Bitcoin mining is notoriously energy-intensive, but new research suggests it could contribute as much to climate change as the beef or crude oil industry, according to one estimate. In a study published Thursday in Scientific reportsthe researchers compared the approximate environmental cost of digital currency mining to the impact of other industries and countries.
“Within the general public, I think a lot of people are still struggling with what bitcoin is,” said Benjamin Jones, an environmental economist at the University of New Mexico and co-author of the study. popular scienceIt’s Miyo McGinn. “But we have to be aware of the huge impact this has on the environment. It is very damaging. »
Bitcoin mining is the process by which new currency comes into circulation and transactions are verified. This process requires specialized computers that solve complex mathematical problems. The first miner to solve a given problem wins a predetermined amount of digital coins, written new scientistis Corryn Wetzel. Miners with the most powerful computers can make more guesses, allowing them to solve a problem faster and increasing their chances of winning.
“Because it’s worth a lot of money, you have a lot of people getting into this guessing game,” Jones said. new scientist. “It uses a lot of electricity, and most of that electricity comes from fossil fuels.”
To calculate the impact of mining, the researchers looked at the number of bitcoins mined daily between 2016 and 2021. They took into account the amount and type of energy used by miners, as well as their locations to estimate emissions per piece, per new scientist.
Using the social cost of carbon, a common metric to assess the financial damage caused by greenhouse gases, the researchers calculated the climate cost of Bitcoin. On average, they found that for every dollar of bitcoin value produced, the process resulted in 35 cents of global climate damage, or 35% of its market value. By comparison, weather damage from beef reached 33% of its market value, and damage from gasoline produced from crude oil was 41%.
In May 2020, Bitcoin damage peaked at 156% of the coin price, according to the study.
“We find multiple instances between 2016 and 2021 where bitcoin is more damaging to the climate than a single bitcoin is actually worth,” Jones said in a statement. “In other words, Bitcoin mining, in some cases, creates climate damage greater than the value of a coin. This is extremely troubling from a sustainability perspective.
Carbon emissions from mining a single bitcoin have increased from 0.9 tons in 2016 to 113 tons in 2021, a 126-fold increase.
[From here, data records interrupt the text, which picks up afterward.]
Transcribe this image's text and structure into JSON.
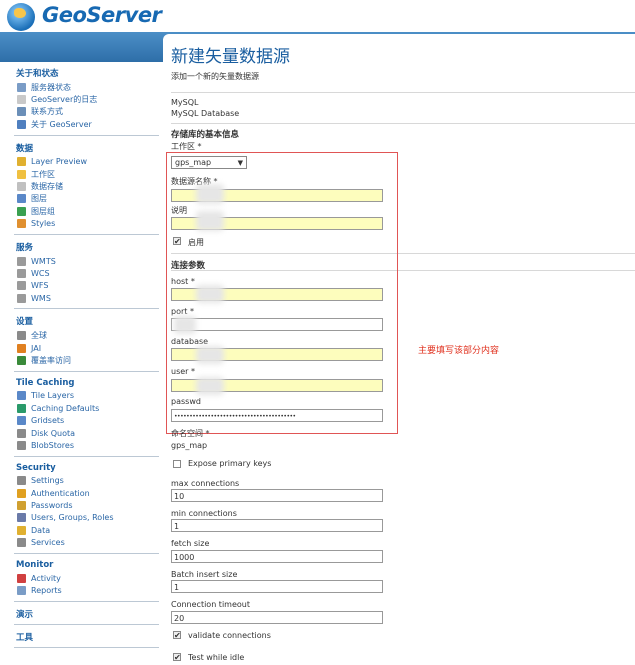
{
  "app": {
    "name": "GeoServer"
  },
  "sidebar": {
    "sections": [
      {
        "title": "关于和状态",
        "items": [
          {
            "label": "服务器状态",
            "icon": "server-status-icon",
            "color": "#7a9cc6"
          },
          {
            "label": "GeoServer的日志",
            "icon": "log-icon",
            "color": "#c9c9c9"
          },
          {
            "label": "联系方式",
            "icon": "contact-icon",
            "color": "#6b8fb8"
          },
          {
            "label": "关于 GeoServer",
            "icon": "info-icon",
            "color": "#4f7fbf"
          }
        ]
      },
      {
        "title": "数据",
        "items": [
          {
            "label": "Layer Preview",
            "icon": "layer-preview-icon",
            "color": "#e0b030"
          },
          {
            "label": "工作区",
            "icon": "folder-icon",
            "color": "#f0c040"
          },
          {
            "label": "数据存储",
            "icon": "datastore-icon",
            "color": "#c0c0c0"
          },
          {
            "label": "图层",
            "icon": "layers-icon",
            "color": "#5a88c8"
          },
          {
            "label": "图层组",
            "icon": "layer-group-icon",
            "color": "#3aa050"
          },
          {
            "label": "Styles",
            "icon": "styles-icon",
            "color": "#e09030"
          }
        ]
      },
      {
        "title": "服务",
        "items": [
          {
            "label": "WMTS",
            "icon": "wmts-icon",
            "color": "#9a9a9a"
          },
          {
            "label": "WCS",
            "icon": "wcs-icon",
            "color": "#9a9a9a"
          },
          {
            "label": "WFS",
            "icon": "wfs-icon",
            "color": "#9a9a9a"
          },
          {
            "label": "WMS",
            "icon": "wms-icon",
            "color": "#9a9a9a"
          }
        ]
      },
      {
        "title": "设置",
        "items": [
          {
            "label": "全球",
            "icon": "global-settings-icon",
            "color": "#8a8a8a"
          },
          {
            "label": "JAI",
            "icon": "jai-icon",
            "color": "#e08020"
          },
          {
            "label": "覆盖率访问",
            "icon": "coverage-access-icon",
            "color": "#3a8a3a"
          }
        ]
      },
      {
        "title": "Tile Caching",
        "items": [
          {
            "label": "Tile Layers",
            "icon": "tile-layers-icon",
            "color": "#5a88c8"
          },
          {
            "label": "Caching Defaults",
            "icon": "globe-icon",
            "color": "#2a9a6a"
          },
          {
            "label": "Gridsets",
            "icon": "gridsets-icon",
            "color": "#5a88c8"
          },
          {
            "label": "Disk Quota",
            "icon": "disk-icon",
            "color": "#8a8a8a"
          },
          {
            "label": "BlobStores",
            "icon": "blobstores-icon",
            "color": "#8a8a8a"
          }
        ]
      },
      {
        "title": "Security",
        "items": [
          {
            "label": "Settings",
            "icon": "wrench-icon",
            "color": "#8a8a8a"
          },
          {
            "label": "Authentication",
            "icon": "shield-icon",
            "color": "#e0a020"
          },
          {
            "label": "Passwords",
            "icon": "key-icon",
            "color": "#d0a030"
          },
          {
            "label": "Users, Groups, Roles",
            "icon": "users-icon",
            "color": "#6a7aa8"
          },
          {
            "label": "Data",
            "icon": "data-security-icon",
            "color": "#e0b030"
          },
          {
            "label": "Services",
            "icon": "services-security-icon",
            "color": "#8a8a8a"
          }
        ]
      },
      {
        "title": "Monitor",
        "items": [
          {
            "label": "Activity",
            "icon": "activity-icon",
            "color": "#d04040"
          },
          {
            "label": "Reports",
            "icon": "reports-icon",
            "color": "#7a9cc6"
          }
        ]
      },
      {
        "title": "演示",
        "items": []
      },
      {
        "title": "工具",
        "items": []
      }
    ]
  },
  "main": {
    "title": "新建矢量数据源",
    "description": "添加一个新的矢量数据源",
    "store_type": "MySQL",
    "store_type_desc": "MySQL Database",
    "basic_header": "存储库的基本信息",
    "workspace_label": "工作区 *",
    "workspace_value": "gps_map",
    "datasource_label": "数据源名称 *",
    "description_label": "说明",
    "enabled_label": "启用",
    "connection_header": "连接参数",
    "host_label": "host *",
    "port_label": "port *",
    "database_label": "database",
    "user_label": "user *",
    "passwd_label": "passwd",
    "passwd_value": "••••••••••••••••••••••••••••••••••••••••",
    "namespace_label": "命名空间 *",
    "namespace_value": "gps_map",
    "expose_label": "Expose primary keys",
    "max_conn_label": "max connections",
    "max_conn_value": "10",
    "min_conn_label": "min connections",
    "min_conn_value": "1",
    "fetch_label": "fetch size",
    "fetch_value": "1000",
    "batch_label": "Batch insert size",
    "batch_value": "1",
    "timeout_label": "Connection timeout",
    "timeout_value": "20",
    "validate_label": "validate connections",
    "test_idle_label": "Test while idle",
    "annotation": "主要填写该部分内容",
    "check": "✔"
  }
}
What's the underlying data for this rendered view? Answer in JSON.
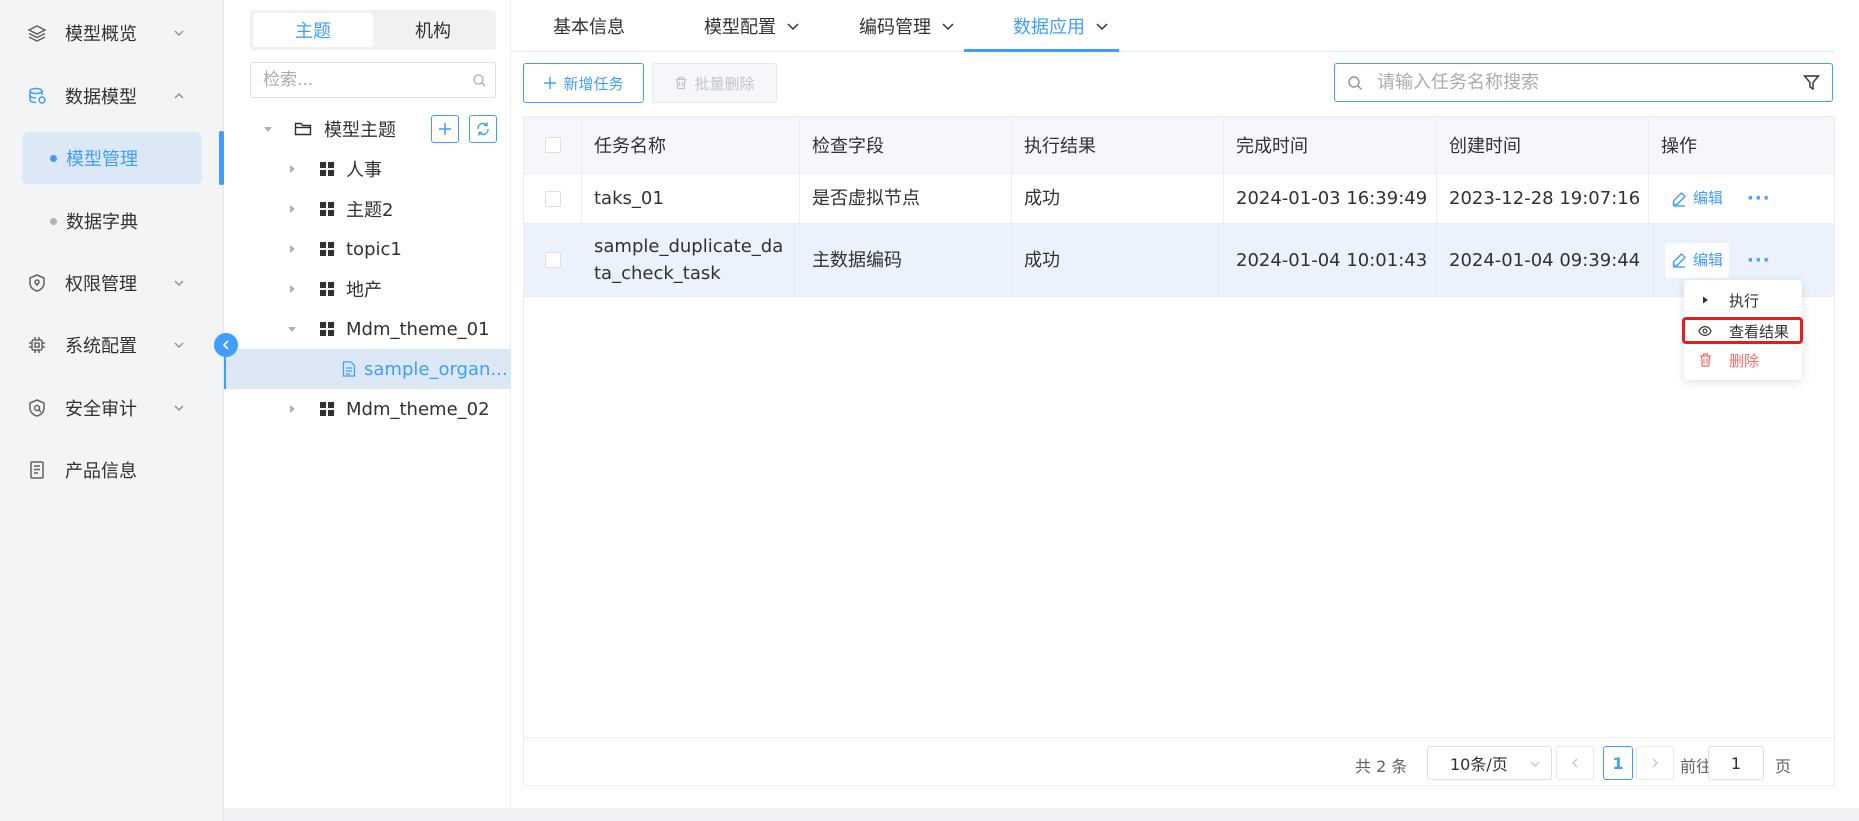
{
  "nav": {
    "items": [
      {
        "label": "模型概览",
        "icon": "layers-icon"
      },
      {
        "label": "数据模型",
        "icon": "database-icon"
      },
      {
        "label": "权限管理",
        "icon": "shield-icon"
      },
      {
        "label": "系统配置",
        "icon": "chip-icon"
      },
      {
        "label": "安全审计",
        "icon": "audit-icon"
      },
      {
        "label": "产品信息",
        "icon": "document-icon"
      }
    ],
    "sub_items": [
      {
        "label": "模型管理"
      },
      {
        "label": "数据字典"
      }
    ]
  },
  "tree": {
    "segments": [
      "主题",
      "机构"
    ],
    "search_placeholder": "检索...",
    "root_label": "模型主题",
    "nodes": [
      {
        "label": "人事"
      },
      {
        "label": "主题2"
      },
      {
        "label": "topic1"
      },
      {
        "label": "地产"
      },
      {
        "label": "Mdm_theme_01"
      },
      {
        "label": "sample_organ..."
      },
      {
        "label": "Mdm_theme_02"
      }
    ]
  },
  "tabs": [
    {
      "label": "基本信息"
    },
    {
      "label": "模型配置"
    },
    {
      "label": "编码管理"
    },
    {
      "label": "数据应用"
    }
  ],
  "toolbar": {
    "add_label": "新增任务",
    "batch_delete_label": "批量删除",
    "search_placeholder": "请输入任务名称搜索"
  },
  "table": {
    "columns": [
      "任务名称",
      "检查字段",
      "执行结果",
      "完成时间",
      "创建时间",
      "操作"
    ],
    "rows": [
      {
        "name": "taks_01",
        "field": "是否虚拟节点",
        "result": "成功",
        "finished": "2024-01-03 16:39:49",
        "created": "2023-12-28 19:07:16"
      },
      {
        "name": "sample_duplicate_data_check_task",
        "field": "主数据编码",
        "result": "成功",
        "finished": "2024-01-04 10:01:43",
        "created": "2024-01-04 09:39:44"
      }
    ],
    "edit_label": "编辑",
    "more_label": "···"
  },
  "dropdown": {
    "items": [
      {
        "label": "执行"
      },
      {
        "label": "查看结果"
      },
      {
        "label": "删除"
      }
    ]
  },
  "pagination": {
    "total": "共 2 条",
    "page_size": "10条/页",
    "current_page": "1",
    "goto_prefix": "前往",
    "goto_value": "1",
    "goto_suffix": "页"
  },
  "colors": {
    "primary": "#409eff",
    "danger": "#f56c6c",
    "highlight": "#e0201f"
  }
}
The industry’s annual carbon footprint is comparable to that of the Greece, according to Digiconomist. And in 2020 Bitcoin used 75.4 terawatt hours of electricity, more than Austria (69.9) or Portugal (48.4).
But the environmental impact of mining this cryptocurrency does not just come from its emissions. “In addition to energy consumption, you need to consider hardware use and electronic waste,” says Alex de Vries, a researcher in digital currencies at Vrije Universiteit Amsterdam in the Netherlands who was not involved. to the new search, for popular science.
The equipment used for mining is highly specialized – it is only used to mine bitcoins, says de Vries popular science. Therefore, computer chips are obsolete in just one and a half years, and then they become waste. A single Bitcoin transaction creates about 400 grams of e-waste, which is equivalent to 2.44 iPhone 12 devices, according to Digiconomist, which de Vries founded.
“[Computing] devices end up in unknown locations for unknown durations, potentially releasing toxic materials into soil and water,” he said. popular science. “Or they are thrown into an incinerator and the toxic materials are released into the air.”
It is possible to produce cryptocurrency in a less energy-intensive way: another popular cryptocurrency, Ethereum, made a change in September that was supposed to reduce its electricity consumption by 99%. Jones tells new scientist he hopes Bitcoin will make a similar move.
At the moment, however, the climate impact of mining these coins remains high. The authors write that their findings raise a “set of sustainability red flags.” Bitcoin proponents have called the virtual currency “digital gold”. But “from a climate damage perspective,” the authors write, “it works more like ‘digital raw’.”